What is required:
I'd like the entries that follow repeated exactly, with the pictures left out.

Provided records:

┄┄┄┄┄┄┄┄┄┄

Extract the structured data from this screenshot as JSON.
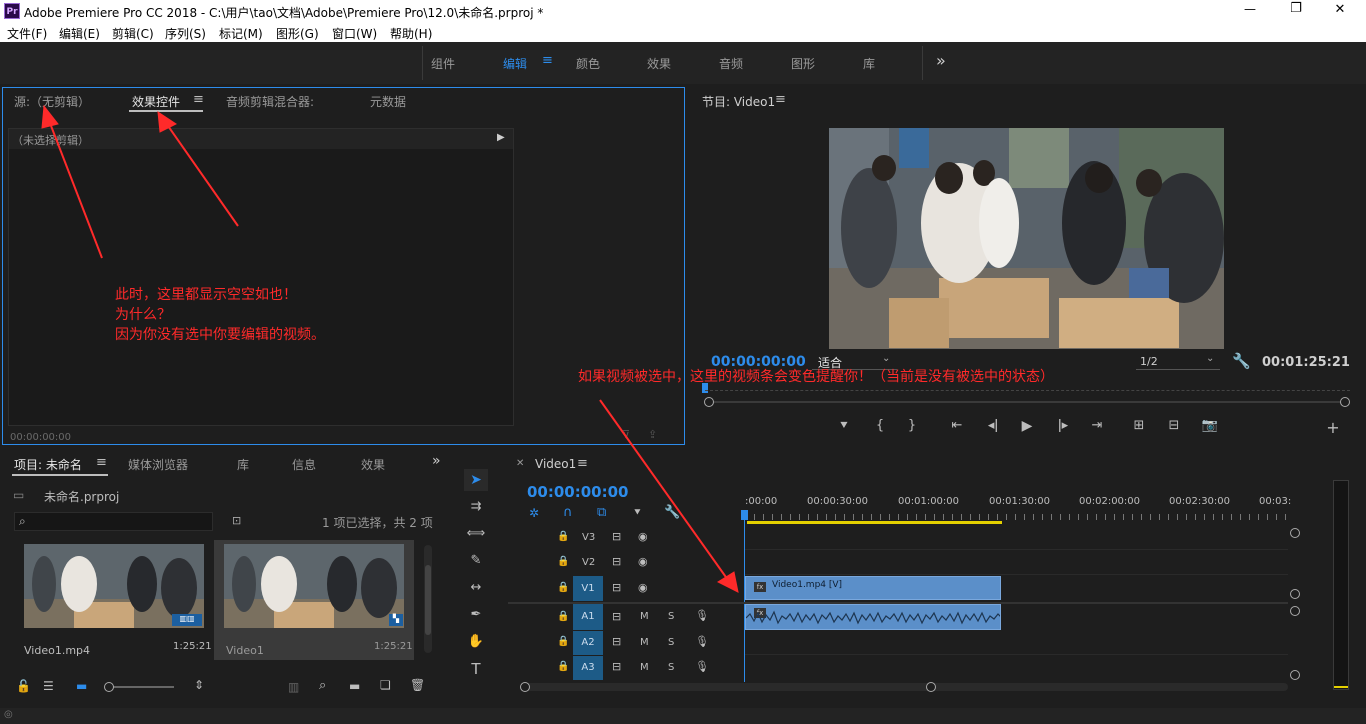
{
  "window": {
    "title": "Adobe Premiere Pro CC 2018 - C:\\用户\\tao\\文档\\Adobe\\Premiere Pro\\12.0\\未命名.prproj *",
    "app_icon_text": "Pr",
    "minimize": "—",
    "maximize": "❐",
    "close": "✕"
  },
  "menu": [
    "文件(F)",
    "编辑(E)",
    "剪辑(C)",
    "序列(S)",
    "标记(M)",
    "图形(G)",
    "窗口(W)",
    "帮助(H)"
  ],
  "workspaces": [
    "组件",
    "编辑",
    "颜色",
    "效果",
    "音频",
    "图形",
    "库"
  ],
  "workspace_active": "编辑",
  "workspace_more": "»",
  "source_panel": {
    "tabs": [
      "源:（无剪辑）",
      "效果控件",
      "音频剪辑混合器:",
      "元数据"
    ],
    "active_tab": "效果控件",
    "no_clip_text": "（未选择剪辑）",
    "timecode": "00:00:00:00"
  },
  "program_monitor": {
    "title": "节目: Video1",
    "timecode": "00:00:00:00",
    "fit": "适合",
    "resolution": "1/2",
    "duration": "00:01:25:21"
  },
  "project_panel": {
    "tabs": [
      "项目: 未命名",
      "媒体浏览器",
      "库",
      "信息",
      "效果"
    ],
    "project_file": "未命名.prproj",
    "selection_info": "1 项已选择，共 2 项",
    "items": [
      {
        "name": "Video1.mp4",
        "duration": "1:25:21"
      },
      {
        "name": "Video1",
        "duration": "1:25:21"
      }
    ]
  },
  "timeline": {
    "tab": "Video1",
    "timecode": "00:00:00:00",
    "ruler": [
      ":00:00",
      "00:00:30:00",
      "00:01:00:00",
      "00:01:30:00",
      "00:02:00:00",
      "00:02:30:00",
      "00:03:"
    ],
    "video_tracks": [
      "V3",
      "V2",
      "V1"
    ],
    "audio_tracks": [
      "A1",
      "A2",
      "A3"
    ],
    "source_v": "V1",
    "source_a": "A1",
    "clip_label": "Video1.mp4 [V]",
    "fx_badge": "fx",
    "mute": "M",
    "solo": "S"
  },
  "annotations": {
    "left_lines": [
      "此时，这里都显示空空如也！",
      "为什么？",
      "因为你没有选中你要编辑的视频。"
    ],
    "center": "如果视频被选中，这里的视频条会变色提醒你！（当前是没有被选中的状态）"
  },
  "colors": {
    "accent_blue": "#2d8ceb",
    "clip_blue": "#5b8fc9",
    "annotation_red": "#ff2a2a",
    "panel_bg": "#1e1e1e"
  }
}
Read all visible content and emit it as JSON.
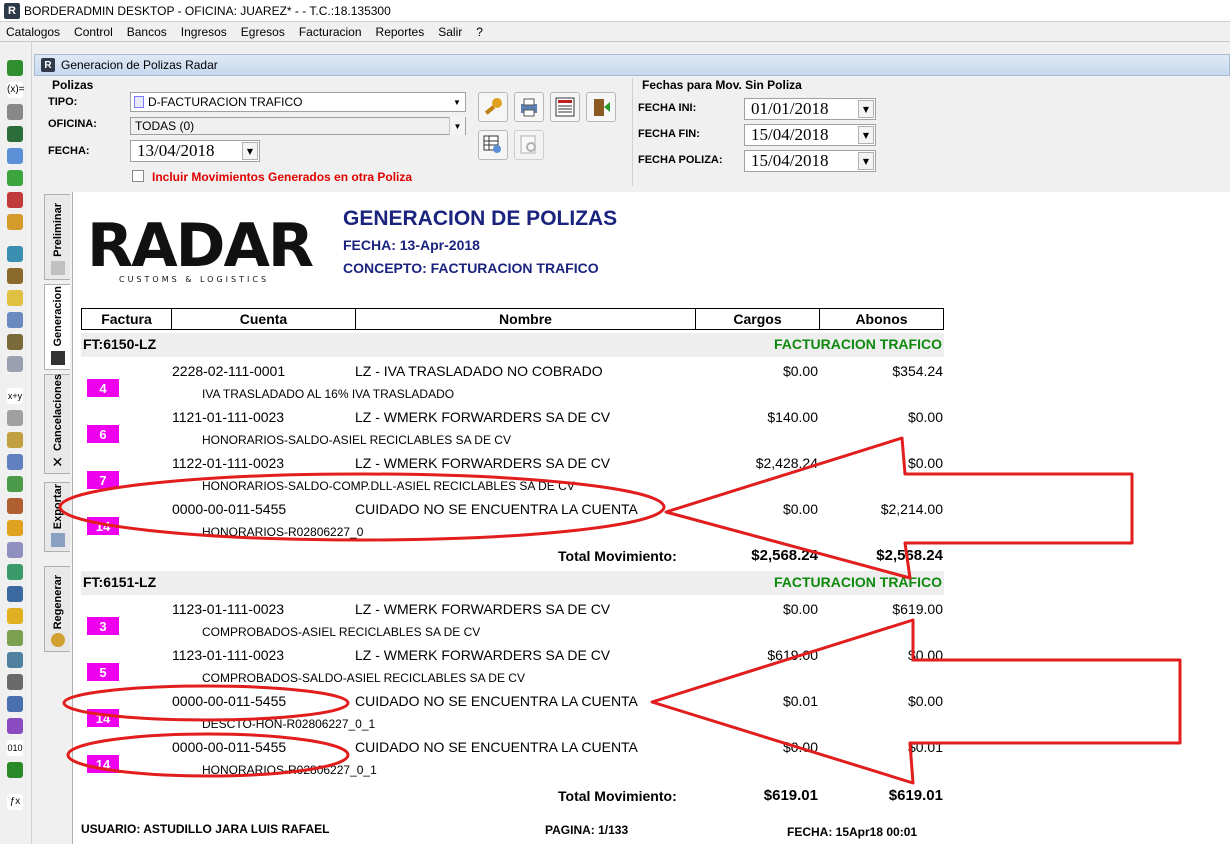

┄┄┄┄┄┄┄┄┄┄

Written solution:
Extract the structured data from this screenshot as JSON.
{
  "window": {
    "title": "Adobe Premiere Pro CC 2018 - C:\\用户\\tao\\文档\\Adobe\\Premiere Pro\\12.0\\未命名.prproj *",
    "app_icon_text": "Pr",
    "minimize": "—",
    "maximize": "❐",
    "close": "✕"
  },
  "menu": [
    "文件(F)",
    "编辑(E)",
    "剪辑(C)",
    "序列(S)",
    "标记(M)",
    "图形(G)",
    "窗口(W)",
    "帮助(H)"
  ],
  "workspaces": [
    "组件",
    "编辑",
    "颜色",
    "效果",
    "音频",
    "图形",
    "库"
  ],
  "workspace_active": "编辑",
  "workspace_more": "»",
  "source_panel": {
    "tabs": [
      "源:（无剪辑）",
      "效果控件",
      "音频剪辑混合器:",
      "元数据"
    ],
    "active_tab": "效果控件",
    "no_clip_text": "（未选择剪辑）",
    "timecode": "00:00:00:00"
  },
  "program_monitor": {
    "title": "节目: Video1",
    "timecode": "00:00:00:00",
    "fit": "适合",
    "resolution": "1/2",
    "duration": "00:01:25:21"
  },
  "project_panel": {
    "tabs": [
      "项目: 未命名",
      "媒体浏览器",
      "库",
      "信息",
      "效果"
    ],
    "project_file": "未命名.prproj",
    "selection_info": "1 项已选择，共 2 项",
    "items": [
      {
        "name": "Video1.mp4",
        "duration": "1:25:21"
      },
      {
        "name": "Video1",
        "duration": "1:25:21"
      }
    ]
  },
  "timeline": {
    "tab": "Video1",
    "timecode": "00:00:00:00",
    "ruler": [
      ":00:00",
      "00:00:30:00",
      "00:01:00:00",
      "00:01:30:00",
      "00:02:00:00",
      "00:02:30:00",
      "00:03:"
    ],
    "video_tracks": [
      "V3",
      "V2",
      "V1"
    ],
    "audio_tracks": [
      "A1",
      "A2",
      "A3"
    ],
    "source_v": "V1",
    "source_a": "A1",
    "clip_label": "Video1.mp4 [V]",
    "fx_badge": "fx",
    "mute": "M",
    "solo": "S"
  },
  "annotations": {
    "left_lines": [
      "此时，这里都显示空空如也！",
      "为什么？",
      "因为你没有选中你要编辑的视频。"
    ],
    "center": "如果视频被选中，这里的视频条会变色提醒你！（当前是没有被选中的状态）"
  },
  "colors": {
    "accent_blue": "#2d8ceb",
    "clip_blue": "#5b8fc9",
    "annotation_red": "#ff2a2a",
    "panel_bg": "#1e1e1e"
  }
}
Read all visible content and emit it as JSON.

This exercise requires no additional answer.